My friends, how many of you have said this? How many of you have half-used planners and so many downloaded apps that you don’t even remember downloading? How many of you have been here? Is your hand in the air as well? I used to believe this so strongly. I loved the idea of getting the newest planner or the newest system in hopes that this one will be the answer. This one would be the secret to staying focused and being productive and getting things done.
But here’s the truth. It’s not the planner. It is not the app. Instead, it is about being intentional with your time. It is about deciding ahead of time what you want to do. And then – the hardest part – doing the thing when you say you’re going to do it.
And again, this last part is almost always the hardest. I am telling you, it can feel almost impossible to sit down and do the thing when you scheduled it. It can feel like you are pushing a boulder up the mountain on ice with flip-flops on when it comes time to sit down and actually follow through on what you scheduled at 1:00.
Enter Thought Work
And this is where the thought work comes in. This is where you learn how to manage your mind, sit with this discomfort, and do the thing anyway. This is where you learn how to coach yourself, to open up to those negative feelings of frustration or dread or boredom or restlessness has you resisting the work, and you DO IT. You follow through even without procrastinating.
And if you find yourself struggling with time. If you find yourself struggling with trying to stick to a calendar, or managing how you show up in time or how you manage your actions in time. If you want to increase your efficiency and get more done by navigating time blindness, being thoughtful about your schedule, and actually following through without the procrastination, make sure that you sign up for a free 1:1 Consultation with me.

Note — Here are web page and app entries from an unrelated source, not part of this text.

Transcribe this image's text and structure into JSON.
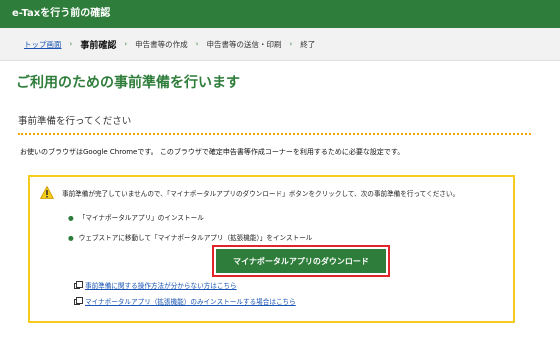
{
  "header": {
    "title": "e-Taxを行う前の確認"
  },
  "breadcrumb": {
    "top": "トップ画面",
    "current": "事前確認",
    "steps": [
      "申告書等の作成",
      "申告書等の送信・印刷",
      "終了"
    ]
  },
  "page_title": "ご利用のための事前準備を行います",
  "section_heading": "事前準備を行ってください",
  "browser_note": "お使いのブラウザはGoogle Chromeです。 このブラウザで確定申告書等作成コーナーを利用するために必要な設定です。",
  "notice": {
    "message": "事前準備が完了していませんので、「マイナポータルアプリのダウンロード」ボタンをクリックして、次の事前準備を行ってください。",
    "bullets": [
      "「マイナポータルアプリ」のインストール",
      "ウェブストアに移動して「マイナポータルアプリ（拡張機能）」をインストール"
    ],
    "download_button": "マイナポータルアプリのダウンロード",
    "links": [
      "事前準備に関する操作方法が分からない方はこちら",
      "マイナポータルアプリ（拡張機能）のみインストールする場合はこちら"
    ]
  },
  "colors": {
    "primary_green": "#2e7d3a",
    "warning_border": "#f5cc1c",
    "highlight_red": "#e0242a",
    "link_blue": "#1a55b3"
  }
}
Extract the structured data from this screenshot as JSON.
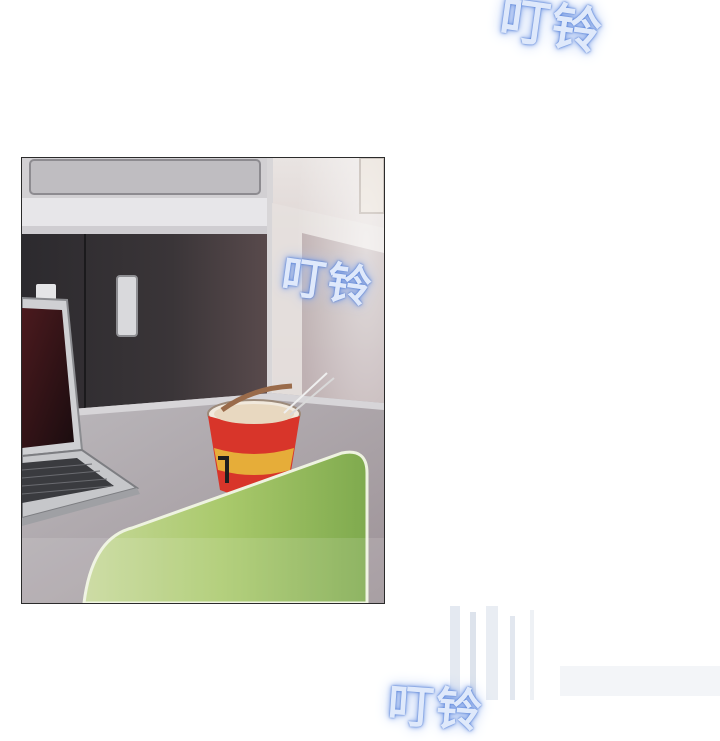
{
  "sound_effects": {
    "top": "叮铃",
    "middle": "叮铃",
    "bottom": "叮铃"
  },
  "colors": {
    "background": "#ffffff",
    "sfx_fill": "#dfe9fb",
    "sfx_glow": "#5b83db",
    "chair": "#9fc766",
    "noodle_cup": "#d8352a",
    "counter": "#b9b7bb"
  },
  "icons": [
    "laptop-icon",
    "noodle-cup-icon",
    "chopsticks-icon",
    "chair-icon"
  ]
}
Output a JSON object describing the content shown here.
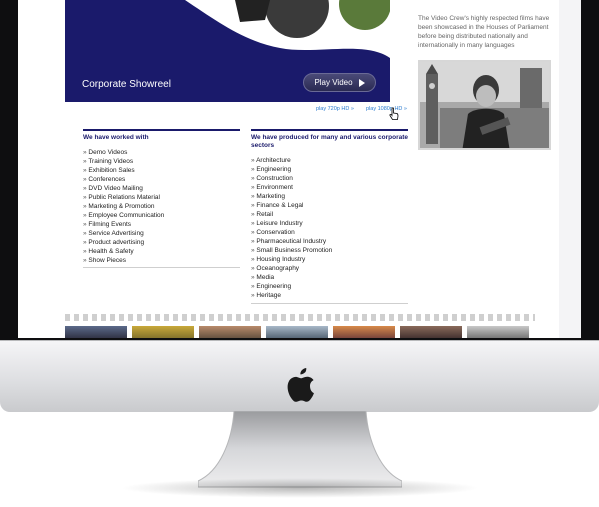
{
  "video": {
    "title": "Corporate Showreel",
    "play_label": "Play Video"
  },
  "hd_links": {
    "p720": "play 720p HD »",
    "p1080": "play 1080p HD »"
  },
  "worked_with": {
    "heading": "We have worked with",
    "items": [
      "Demo Videos",
      "Training Videos",
      "Exhibition Sales",
      "Conferences",
      "DVD Video Mailing",
      "Public Relations Material",
      "Marketing & Promotion",
      "Employee Communication",
      "Filming Events",
      "Service Advertising",
      "Product advertising",
      "Health & Safety",
      "Show Pieces"
    ]
  },
  "produced_for": {
    "heading": "We have produced for many and various corporate sectors",
    "items": [
      "Architecture",
      "Engineering",
      "Construction",
      "Environment",
      "Marketing",
      "Finance & Legal",
      "Retail",
      "Leisure Industry",
      "Conservation",
      "Pharmaceutical Industry",
      "Small Business Promotion",
      "Housing Industry",
      "Oceanography",
      "Media",
      "Engineering",
      "Heritage"
    ]
  },
  "sidebar": {
    "caption": "The Video Crew's highly respected films have been showcased in the Houses of Parliament before being distributed nationally and internationally in many languages"
  },
  "colors": {
    "navy": "#1a1a6b",
    "link": "#2a7bcf"
  },
  "icons": [
    "apple-logo-icon",
    "play-triangle-icon",
    "hand-cursor-icon"
  ]
}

Creating a schedule that works for you and your lifestyle and learning how to not only navigate procrastination and get started but also follow all the way through to completion. And doing this regularly, not just on the rare good day, is one of the things I work on with my clients. So if you are an ADHDer or you have ADHD tendencies and find yourself struggling with focus and follow-through. And if you want to start using your time with intention, make sure you sign up for that free consultation. We’ll do some coaching, we’ll talk about where you’re at and the goals you want to reach, and we’ll decide whether we’re a great fit to work together and make that happen.
All right my friends. That’s going to do it for us this week. And if you know someone who might also be believing some of the lies, would you be a rockstar and share this episode with them?